The Easter Parade can be seen as a bleak novel in that great swathes of sadness, loneliness and ugliness permeate through the protagonists’ lives. Much of this is due to Yates’s simple, matter-of-fact style. He relates the story in a no-frills way, so that the utter pointlessness of life pokes through like a bony white toe through a threadbare sock. He rarely dwells on events and in many ways skims over the joys – motherhood, aunthood, love, friendship – that punctuate life. Seen from this vantage point, any life might appear bleak: the bitter-sweetness of childhood, the disappointment of finding that noone is perfect, the vileness of physically and emotionally cruel people, serial monogamy which, if a person ends up single, can be seen pessimistically as a series of failures, the ant-like way we live, scurry around and then die. That Yates manages to make the novel not only readable but also mesmerising is testament to his powers as a story teller. In Yates’s hands, less does mean more, his pared-down style and conscious absence of literary gymnastics resulting in story-telling that is simultaneously easy to digest and hugely satisfying.
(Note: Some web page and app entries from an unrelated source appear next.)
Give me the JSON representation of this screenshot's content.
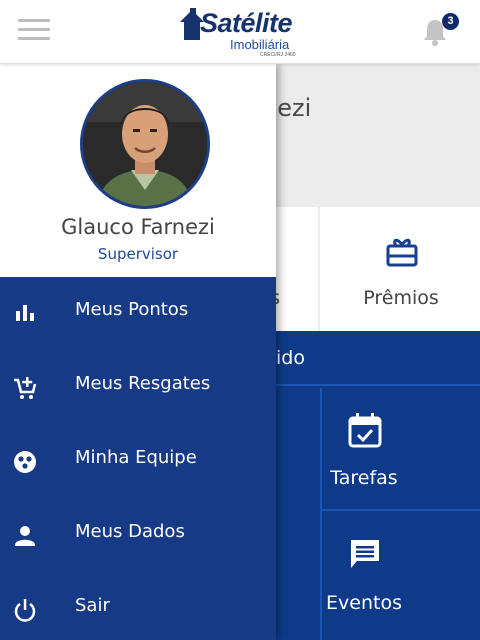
{
  "header": {
    "logo": {
      "name": "Satélite",
      "subtitle": "Imobiliária",
      "creci": "CRECI/RJ 2460"
    },
    "notifications": {
      "count": "3"
    }
  },
  "background": {
    "name_fragment": "nezi",
    "tiles": [
      {
        "label": "s"
      },
      {
        "label": "Prêmios",
        "icon": "gift-card-icon"
      }
    ],
    "strip_text": "ido",
    "cells": [
      {
        "label": "Tarefas",
        "icon": "calendar-check-icon"
      },
      {
        "label": "Eventos",
        "icon": "message-icon"
      }
    ]
  },
  "drawer": {
    "user": {
      "name": "Glauco Farnezi",
      "role": "Supervisor"
    },
    "items": [
      {
        "label": "Meus Pontos",
        "icon": "bar-chart-icon"
      },
      {
        "label": "Meus Resgates",
        "icon": "cart-plus-icon"
      },
      {
        "label": "Minha Equipe",
        "icon": "team-circle-icon"
      },
      {
        "label": "Meus Dados",
        "icon": "person-icon"
      },
      {
        "label": "Sair",
        "icon": "power-icon"
      }
    ]
  },
  "colors": {
    "primary": "#173a86",
    "background_blue": "#0f3a8a",
    "accent_text": "#1f4a9c"
  }
}
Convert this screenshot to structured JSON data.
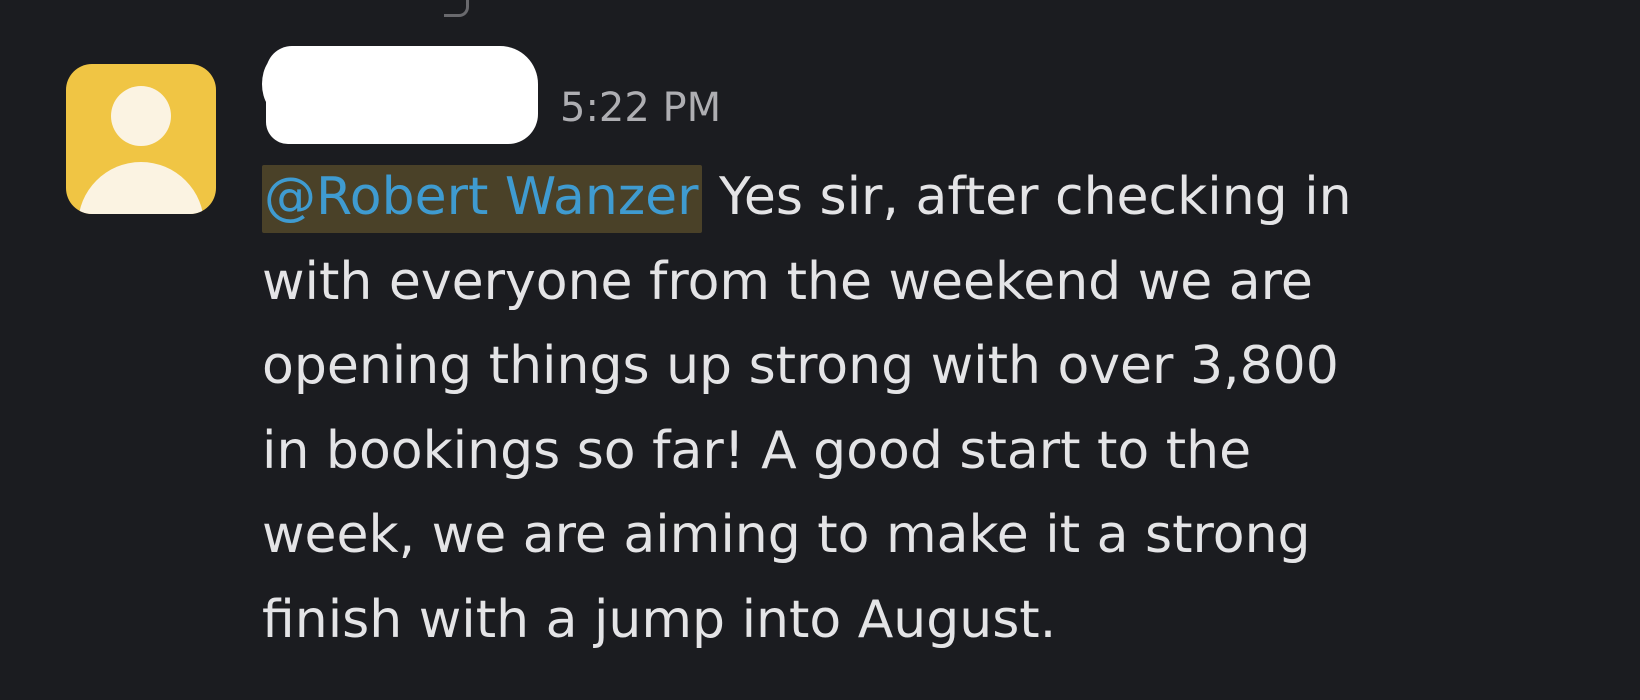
{
  "message": {
    "timestamp": "5:22 PM",
    "mention": "@Robert Wanzer",
    "lines": [
      " Yes sir, after checking in",
      "with everyone from the weekend we are",
      "opening things up strong with over 3,800",
      "in bookings so far! A good start to the",
      "week, we are aiming to make it a strong",
      "finish with a jump into August."
    ]
  },
  "colors": {
    "background": "#1b1c20",
    "avatar": "#f0c544",
    "mention_text": "#3f9bd0",
    "mention_highlight": "#4a4128",
    "message_text": "#e4e4e6",
    "timestamp_text": "#aeaeb2"
  },
  "icons": {
    "avatar": "default-user-avatar-icon"
  }
}
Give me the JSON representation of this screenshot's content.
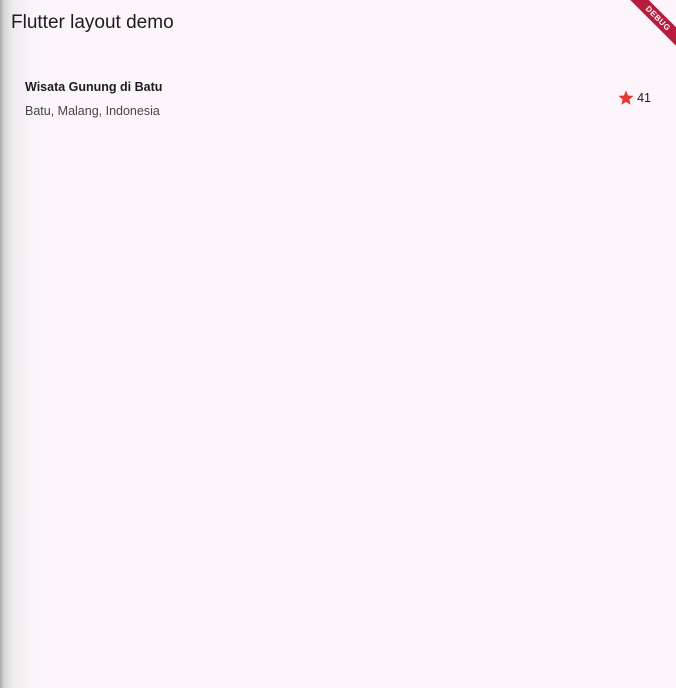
{
  "app_bar": {
    "title": "Flutter layout demo"
  },
  "place": {
    "name": "Wisata Gunung di Batu",
    "location": "Batu, Malang, Indonesia",
    "rating": {
      "icon": "star-icon",
      "icon_color": "#e53935",
      "count": "41"
    }
  },
  "debug_banner": {
    "label": "DEBUG",
    "color": "#b71c3c"
  },
  "colors": {
    "background": "#fcf6fc",
    "text_primary": "#1d1b20",
    "text_secondary": "#49454f"
  }
}
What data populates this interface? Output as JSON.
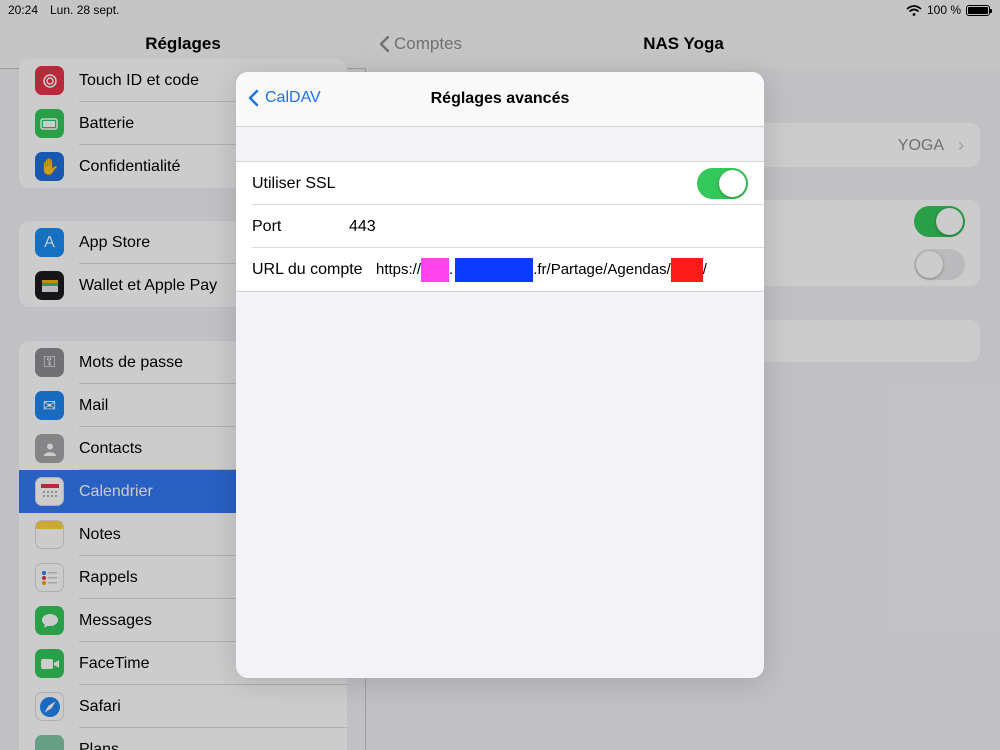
{
  "status": {
    "time": "20:24",
    "date": "Lun. 28 sept.",
    "battery": "100 %"
  },
  "sidebar": {
    "title": "Réglages",
    "group1": [
      {
        "label": "Touch ID et code",
        "icon": "fingerprint-icon",
        "color": "#e5344a"
      },
      {
        "label": "Batterie",
        "icon": "battery-icon",
        "color": "#34c759"
      },
      {
        "label": "Confidentialité",
        "icon": "hand-icon",
        "color": "#1f6fde"
      }
    ],
    "group2": [
      {
        "label": "App Store",
        "icon": "app-store-icon",
        "color": "#1a8cf0"
      },
      {
        "label": "Wallet et Apple Pay",
        "icon": "wallet-icon",
        "color": "#1c1c1e"
      }
    ],
    "group3": [
      {
        "label": "Mots de passe",
        "icon": "key-icon",
        "color": "#8e8e93"
      },
      {
        "label": "Mail",
        "icon": "mail-icon",
        "color": "#1e86f0"
      },
      {
        "label": "Contacts",
        "icon": "contacts-icon",
        "color": "#a7a7ab"
      },
      {
        "label": "Calendrier",
        "icon": "calendar-icon",
        "color": "#ffffff"
      },
      {
        "label": "Notes",
        "icon": "notes-icon",
        "color": "#ffd43b"
      },
      {
        "label": "Rappels",
        "icon": "reminders-icon",
        "color": "#ffffff"
      },
      {
        "label": "Messages",
        "icon": "messages-icon",
        "color": "#34c759"
      },
      {
        "label": "FaceTime",
        "icon": "facetime-icon",
        "color": "#34c759"
      },
      {
        "label": "Safari",
        "icon": "safari-icon",
        "color": "#1e86f0"
      },
      {
        "label": "Plans",
        "icon": "maps-icon",
        "color": "#7fc9a5"
      }
    ]
  },
  "detail": {
    "back_label": "Comptes",
    "title": "NAS Yoga",
    "server_value": "YOGA"
  },
  "modal": {
    "back_label": "CalDAV",
    "title": "Réglages avancés",
    "ssl_label": "Utiliser SSL",
    "ssl_on": true,
    "port_label": "Port",
    "port_value": "443",
    "url_label": "URL du compte",
    "url_prefix": "https://",
    "url_dot": ".",
    "url_mid": ".fr/Partage/Agendas/",
    "url_suffix": "/",
    "redact_colors": [
      "#ff44ee",
      "#0a3cff",
      "#ff1a1a"
    ]
  }
}
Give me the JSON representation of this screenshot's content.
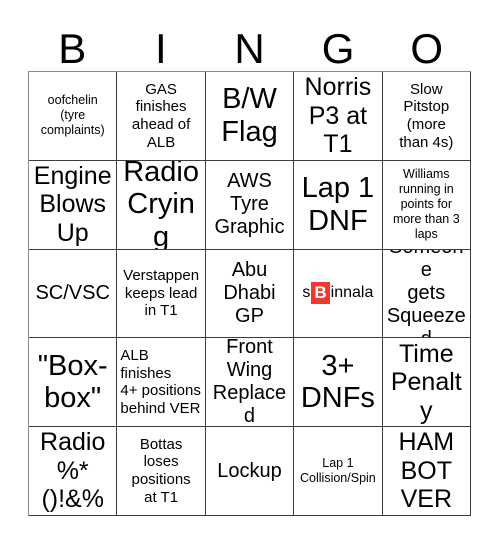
{
  "card": {
    "headers": [
      "B",
      "I",
      "N",
      "G",
      "O"
    ],
    "accent_color": "#ef3b2d",
    "grid_line_color": "#3c3c3c",
    "background_color": "#ffffff",
    "rows": [
      [
        {
          "text": "oofchelin\n(tyre\ncomplaints)",
          "size": "xs",
          "align": "center",
          "marked": false
        },
        {
          "text": "GAS\nfinishes\nahead of\nALB",
          "size": "sm",
          "align": "center",
          "marked": false
        },
        {
          "text": "B/W\nFlag",
          "size": "xl",
          "align": "center",
          "marked": false
        },
        {
          "text": "Norris\nP3 at\nT1",
          "size": "lg",
          "align": "center",
          "marked": false
        },
        {
          "text": "Slow\nPitstop\n(more\nthan 4s)",
          "size": "sm",
          "align": "center",
          "marked": false
        }
      ],
      [
        {
          "text": "Engine\nBlows\nUp",
          "size": "lg",
          "align": "center",
          "marked": false
        },
        {
          "text": "Radio\nCrying",
          "size": "xl",
          "align": "center",
          "marked": false
        },
        {
          "text": "AWS\nTyre\nGraphic",
          "size": "md",
          "align": "center",
          "marked": false
        },
        {
          "text": "Lap 1\nDNF",
          "size": "xl",
          "align": "center",
          "marked": false
        },
        {
          "text": "Williams\nrunning in\npoints for\nmore than 3\nlaps",
          "size": "xs",
          "align": "center",
          "marked": false
        }
      ],
      [
        {
          "text": "SC/VSC",
          "size": "md",
          "align": "center",
          "marked": false
        },
        {
          "text": "Verstappen\nkeeps lead\nin T1",
          "size": "sm",
          "align": "center",
          "marked": false
        },
        {
          "text": "Abu\nDhabi\nGP",
          "size": "md",
          "align": "center",
          "marked": false
        },
        {
          "text": "sBinnala",
          "size": "sm",
          "align": "center",
          "marked": true,
          "stamp": {
            "before": "s",
            "mark": "B",
            "after": "innala"
          }
        },
        {
          "text": "Someone\ngets\nSqueezed",
          "size": "md",
          "align": "center",
          "marked": false
        }
      ],
      [
        {
          "text": "\"Box-\nbox\"",
          "size": "xl",
          "align": "center",
          "marked": false
        },
        {
          "text": "ALB finishes\n4+ positions\nbehind VER",
          "size": "sm",
          "align": "left",
          "marked": false
        },
        {
          "text": "Front\nWing\nReplaced",
          "size": "md",
          "align": "center",
          "marked": false
        },
        {
          "text": "3+\nDNFs",
          "size": "xl",
          "align": "center",
          "marked": false
        },
        {
          "text": "Time\nPenalty",
          "size": "lg",
          "align": "center",
          "marked": false
        }
      ],
      [
        {
          "text": "Radio\n%*\n()!&%",
          "size": "lg",
          "align": "center",
          "marked": false
        },
        {
          "text": "Bottas\nloses\npositions\nat T1",
          "size": "sm",
          "align": "center",
          "marked": false
        },
        {
          "text": "Lockup",
          "size": "md",
          "align": "center",
          "marked": false
        },
        {
          "text": "Lap 1\nCollision/Spin",
          "size": "xs",
          "align": "center",
          "marked": false
        },
        {
          "text": "HAM\nBOT\nVER",
          "size": "lg",
          "align": "center",
          "marked": false
        }
      ]
    ]
  }
}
The story follows the lives of two sisters, Sarah and Emily Grimes, daughters of divorced parents, born in 1921 and 1925 respectively. Growing up with their flighty mother with occasional visits to their idealised father, they are very different. Sarah embraces conventionality and settles down early for what she hopes is an idyllic life with English public school-educated Tony who, to her infatuated eyes, looks like a young Laurence Olivier. Emily is spikier and more independant; she samples sex before marriage and decides she rather likes it, so she follows a more (for the time) daring route in life, working and having serial relationships with men. But long-term happiness is elusive for both sisters. Throughout their lives, they keep in touch, and their sisterly relationship is as complex as sibling relationships can be, their undoubted mutual love coloured with swirls of jealousy and intolerance.
The simplicity of Yates’s style is in many ways deceptive – huge themes are tackled, but with a touch so light that the ensuing thought-process is largely the reader’s. This works well – rather than being force-fed processed emotions like a foie gras goose with purreed nutrients , the reader bites the crisp, uncluttered text and thinks for themselves. When Yates writes of Emily meeting her father for lunch ‘she thought he looked surprisingly old as he came down the steps, wearing a raincoat that wasn’t quite clean’, he encapsulates succinctly the shock many people feel when they first become conscious of their ageing parents’ impending mortality and their fallibility.
Perhaps the book’s blackness is in part due to Yates’s refusal to give in to sentimentality – he doesn’t describe the little joys that characterise the good parts in a relationship or life, so that the reader is left with a skeletal sketch of the failures of each. But peering through the dark, I did catch glimpses of hope. For all Tony’s grim, bigoted, veiled thuggishness and the joylessness of two of his sons, his and Sarah’s middle son Peter is a ray of light, a kind, sensitive person who responds to Emily’s reaching out. Even at the end, after Emily’s bitter outburst, he is willing to welcome her into his home – the book’s first suggestion of unconditional affection for a long time.
The thing that made this novel so sad, yet so very moving at the same time, was the fact that each sister was miserable with how their life turned out yet, they envied the life that the other one had. Although I never had a sister, I felt deeply for the Grimes sisters, and rooted for each of them at different times. Themes of how early promise can erode is most evidenced by how Sarah’s once-promising and beautiful life morphs into something straight out of a very sad movie. She clings to her early dreams of how things should be by resisting any kind of change; the brutality and ugly moments in her life are glossed over in her own mind, reminding us that nothing changes without our own desire to make that happen.
If you love fine literature and an author who can pull you into the lives of his characters, then I know you will enjoy The Easter Parade. If I had to change one thing about this novel, I would have liked to have had it told in alternating POVs instead of just Emily. Despite this, I would highly recommend this book.